New Australian builder sets sights on U.S.
If you haven’t heard the name Elandra yet, don’t fret. Elandra Yachts is a new Australia-based builder that is only now launching its first yacht, but its founders have their collective vision turned toward the U.S. and its huge market.
The builder has two models on the board, the Elandra 49 and the Elandra 53 (a 60-foot-plus model is being developed). The 49 is scheduled to launch at next year’s Sydney International Boat Show, and the 53 is scheduled to make its U.S. debut in late 2016, but that doesn’t mean interested buyers can’t get in the queue for these customizable yachts.
The general layout of the 53’s main cabin has an L-shaped dining settee aft to port, across from the galley. Forward of the settee is its mirror-image, a settee that shares the forward half of the cabin with the twin-seat helm station. The cockpit has a settee aft with a rectangular table — alfresco
dining and cocktails will be popular here. In addition, a built-in unit on the bulkhead between the cockpit and the cabin houses a Teppanyaki grill and a sink. With the sliding doors open,the main deck is one unbroken space. Sidedecks lead forward to a sunpad for two or more people.
Three cabins share the belowdecks space. Spanning the 17-foo
t, 3-inch beam amidships is the master stateroom, a retreat with a lounge to starboard and an en suite head to port. It’s down three steps from the other two staterooms, to provide a sense of isolation and privacy. Large port-side windows will allow plenty of natural light to flood the space. The VIP cabin is in the bow. Its queen berth is canted to deliver more space. It shares the second head with the third stateroom, which features two bunks.

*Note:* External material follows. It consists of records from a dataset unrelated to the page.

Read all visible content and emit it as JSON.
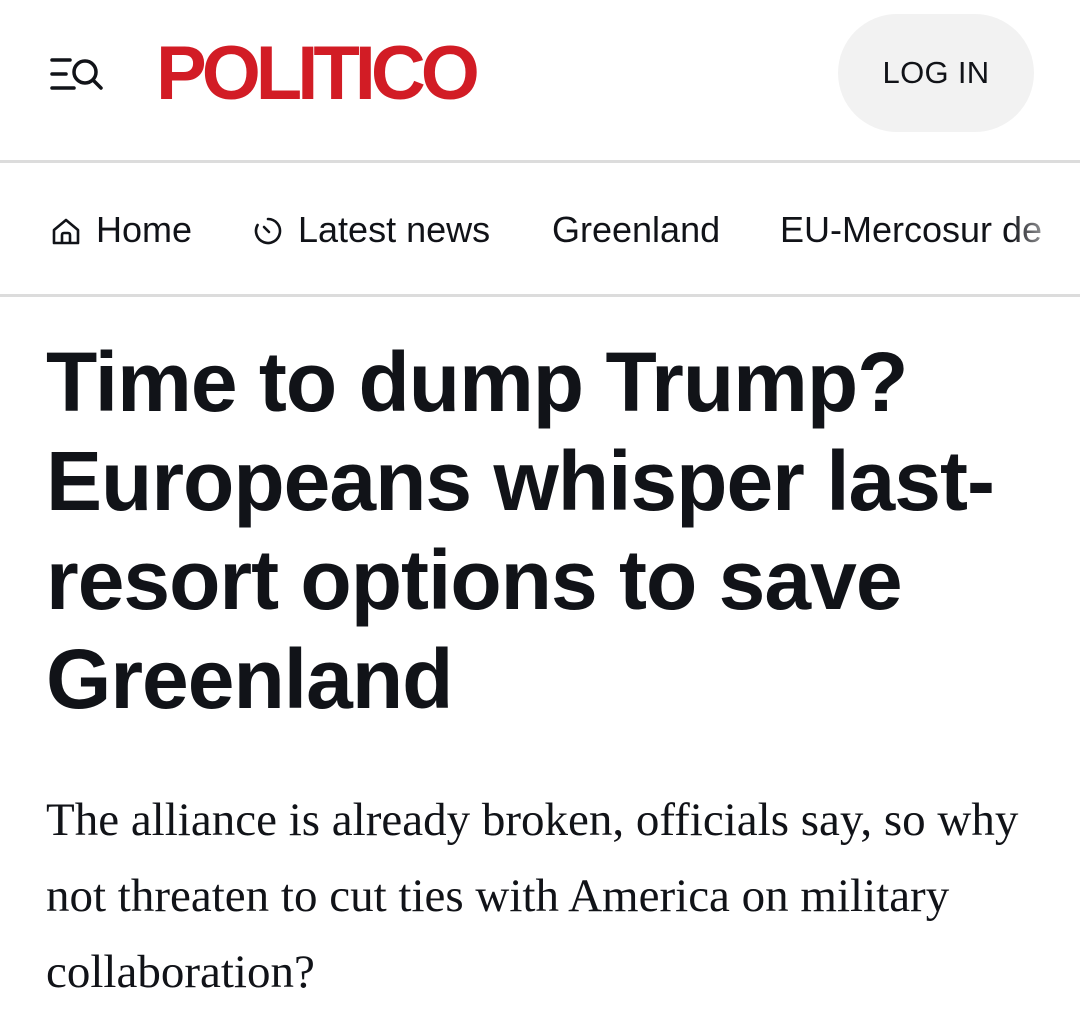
{
  "header": {
    "logo_text": "POLITICO",
    "login_label": "LOG IN",
    "menu_icon": "menu-search-icon",
    "logo_color": "#d21c25"
  },
  "nav": {
    "items": [
      {
        "label": "Home",
        "icon": "home-icon"
      },
      {
        "label": "Latest news",
        "icon": "clock-icon"
      },
      {
        "label": "Greenland"
      },
      {
        "label": "EU-Mercosur de"
      }
    ]
  },
  "article": {
    "headline": "Time to dump Trump? Europeans whisper last-resort options to save Greenland",
    "dek": "The alliance is already broken, officials say, so why not threaten to cut ties with America on military collaboration?"
  }
}
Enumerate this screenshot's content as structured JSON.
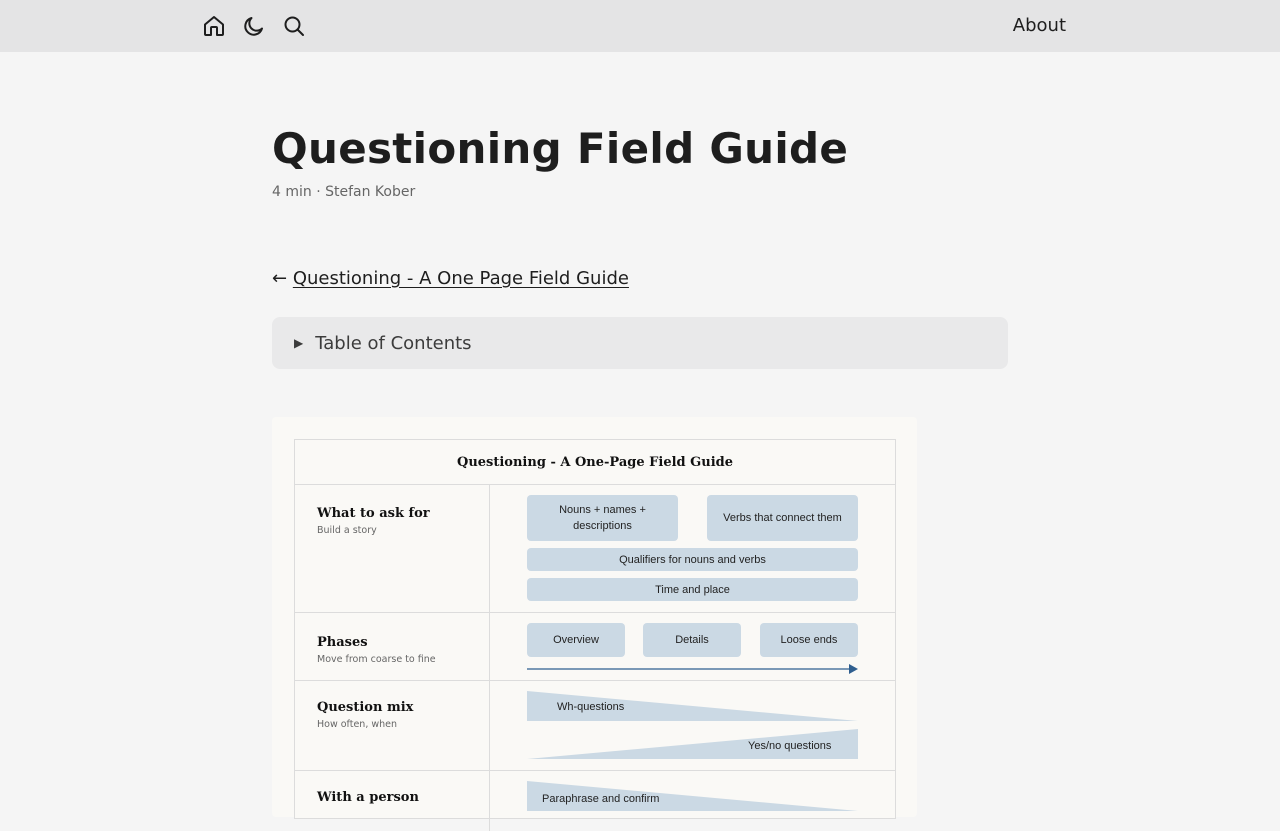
{
  "nav": {
    "about_label": "About"
  },
  "article": {
    "title": "Questioning Field Guide",
    "meta": "4 min · Stefan Kober",
    "back_arrow": "←",
    "back_link": "Questioning - A One Page Field Guide",
    "toc_arrow": "▶",
    "toc_label": "Table of Contents"
  },
  "figure": {
    "title": "Questioning - A One-Page Field Guide",
    "rows": [
      {
        "label": "What to ask for",
        "sub": "Build a story",
        "chips": [
          "Nouns + names + descriptions",
          "Verbs that connect them",
          "Qualifiers for nouns and verbs",
          "Time and place"
        ]
      },
      {
        "label": "Phases",
        "sub": "Move from coarse to fine",
        "chips": [
          "Overview",
          "Details",
          "Loose ends"
        ]
      },
      {
        "label": "Question mix",
        "sub": "How often, when",
        "wedges": [
          "Wh-questions",
          "Yes/no questions"
        ]
      },
      {
        "label": "With a person",
        "wedges": [
          "Paraphrase and confirm"
        ]
      }
    ]
  },
  "colors": {
    "topbar": "#e4e4e5",
    "chip": "#cbd9e4",
    "arrow": "#2f5f8f"
  }
}
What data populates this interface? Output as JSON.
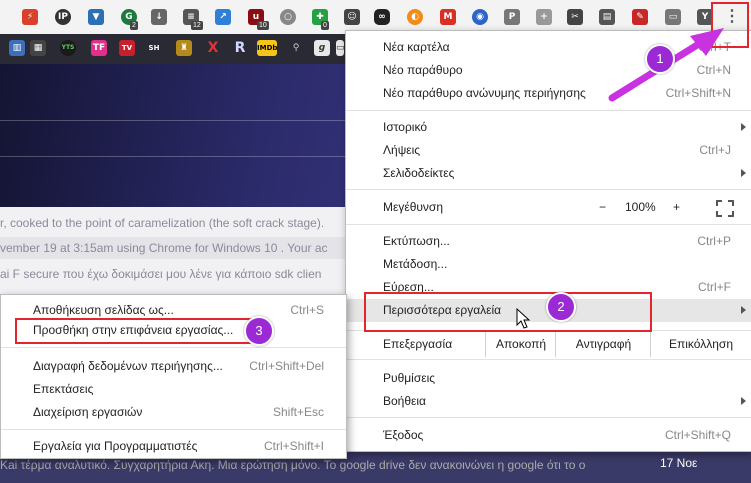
{
  "colors": {
    "accent_red": "#e3262d",
    "annotation_purple": "#9b2ad4",
    "menu_bg": "#ffffff"
  },
  "toolbar": {
    "extension_icons_row1": [
      {
        "icon": "flash-icon"
      },
      {
        "icon": "ip-icon",
        "text": "IP"
      },
      {
        "icon": "shield-icon"
      },
      {
        "icon": "grammarly-icon",
        "badge": "2"
      },
      {
        "icon": "download-icon"
      },
      {
        "icon": "news-icon",
        "badge": "12"
      },
      {
        "icon": "share-icon"
      },
      {
        "icon": "ublock-icon",
        "badge": "10"
      },
      {
        "icon": "bulb-icon"
      },
      {
        "icon": "puzzle-icon",
        "badge": "0"
      },
      {
        "icon": "face-icon"
      },
      {
        "icon": "tape-icon"
      },
      {
        "icon": "firefox-icon"
      },
      {
        "icon": "gmail-icon"
      },
      {
        "icon": "camera-icon"
      },
      {
        "icon": "pdf-icon"
      },
      {
        "icon": "plus-icon"
      },
      {
        "icon": "scissors-icon"
      },
      {
        "icon": "clipboard-icon"
      },
      {
        "icon": "pin-icon"
      },
      {
        "icon": "paste-icon"
      },
      {
        "icon": "y-icon"
      }
    ],
    "extension_icons_row2": [
      {
        "icon": "book-icon"
      },
      {
        "icon": "grid-icon"
      },
      {
        "icon": "yts-icon",
        "text": "YTS"
      },
      {
        "icon": "tf-icon",
        "text": "TF"
      },
      {
        "icon": "tv-icon",
        "text": "TV"
      },
      {
        "icon": "sh-icon",
        "text": "SH"
      },
      {
        "icon": "bookmark-icon"
      },
      {
        "icon": "x-icon",
        "text": "X"
      },
      {
        "icon": "r-icon",
        "text": "R"
      },
      {
        "icon": "imdb-icon",
        "text": "IMDb"
      },
      {
        "icon": "magnifier-icon"
      },
      {
        "icon": "g-icon",
        "text": "g"
      },
      {
        "icon": "terminal-icon"
      }
    ],
    "menu_button_icon": "three-dots-vertical-icon"
  },
  "background_page": {
    "rows": [
      "r, cooked to the point of caramelization (the soft crack stage).",
      "vember 19 at 3:15am using Chrome for Windows 10 . Your ac",
      "ai F secure που έχω δοκιμάσει μου λένε για κάποιο sdk clien"
    ],
    "bottom_text": "Kai τέρμα αναλυτικό. Συγχαρητήρια Ακη. Μια ερώτηση μόνο. Το google drive δεν ανακοινώνει η google ότι το ο",
    "bottom_date": "17 Νοε"
  },
  "main_menu": {
    "new_tab": {
      "label": "Νέα καρτέλα",
      "shortcut": "Ctrl+T"
    },
    "new_window": {
      "label": "Νέο παράθυρο",
      "shortcut": "Ctrl+N"
    },
    "new_incognito": {
      "label": "Νέο παράθυρο ανώνυμης περιήγησης",
      "shortcut": "Ctrl+Shift+N"
    },
    "history": {
      "label": "Ιστορικό"
    },
    "downloads": {
      "label": "Λήψεις",
      "shortcut": "Ctrl+J"
    },
    "bookmarks": {
      "label": "Σελιδοδείκτες"
    },
    "zoom": {
      "label": "Μεγέθυνση",
      "minus": "−",
      "value": "100%",
      "plus": "+"
    },
    "print": {
      "label": "Εκτύπωση...",
      "shortcut": "Ctrl+P"
    },
    "cast": {
      "label": "Μετάδοση..."
    },
    "find": {
      "label": "Εύρεση...",
      "shortcut": "Ctrl+F"
    },
    "more_tools": {
      "label": "Περισσότερα εργαλεία"
    },
    "edit": {
      "label": "Επεξεργασία",
      "cut": "Αποκοπή",
      "copy": "Αντιγραφή",
      "paste": "Επικόλληση"
    },
    "settings": {
      "label": "Ρυθμίσεις"
    },
    "help": {
      "label": "Βοήθεια"
    },
    "exit": {
      "label": "Έξοδος",
      "shortcut": "Ctrl+Shift+Q"
    }
  },
  "sub_menu": {
    "save_page": {
      "label": "Αποθήκευση σελίδας ως...",
      "shortcut": "Ctrl+S"
    },
    "add_to_desktop": {
      "label": "Προσθήκη στην επιφάνεια εργασίας..."
    },
    "clear_data": {
      "label": "Διαγραφή δεδομένων περιήγησης...",
      "shortcut": "Ctrl+Shift+Del"
    },
    "extensions": {
      "label": "Επεκτάσεις"
    },
    "task_manager": {
      "label": "Διαχείριση εργασιών",
      "shortcut": "Shift+Esc"
    },
    "dev_tools": {
      "label": "Εργαλεία για Προγραμματιστές",
      "shortcut": "Ctrl+Shift+I"
    }
  },
  "annotations": {
    "step1": "1",
    "step2": "2",
    "step3": "3"
  }
}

Despite its 17-foot-plus beam, the 53 still manages to look sleek, starting at the plumb bow, and maintain a low profile. One thing you might not expect in a 53-footer is a tender garage, but the Elandra has one, with lazarette space to either side.
Performance is driven by an 800 hp MAN R6 diesel, which powered the yacht to 34.3 knots in manufacturer testing. Fuel burn was 80.3 gph at that speed. Take it down to 27.5 knots, and fuel burn drops to 50.9 gph, for a 385-mile range.
Elandra — native Australian for “home by the sea” — isn’t in the U.S. yet, so consider this your sneak peek.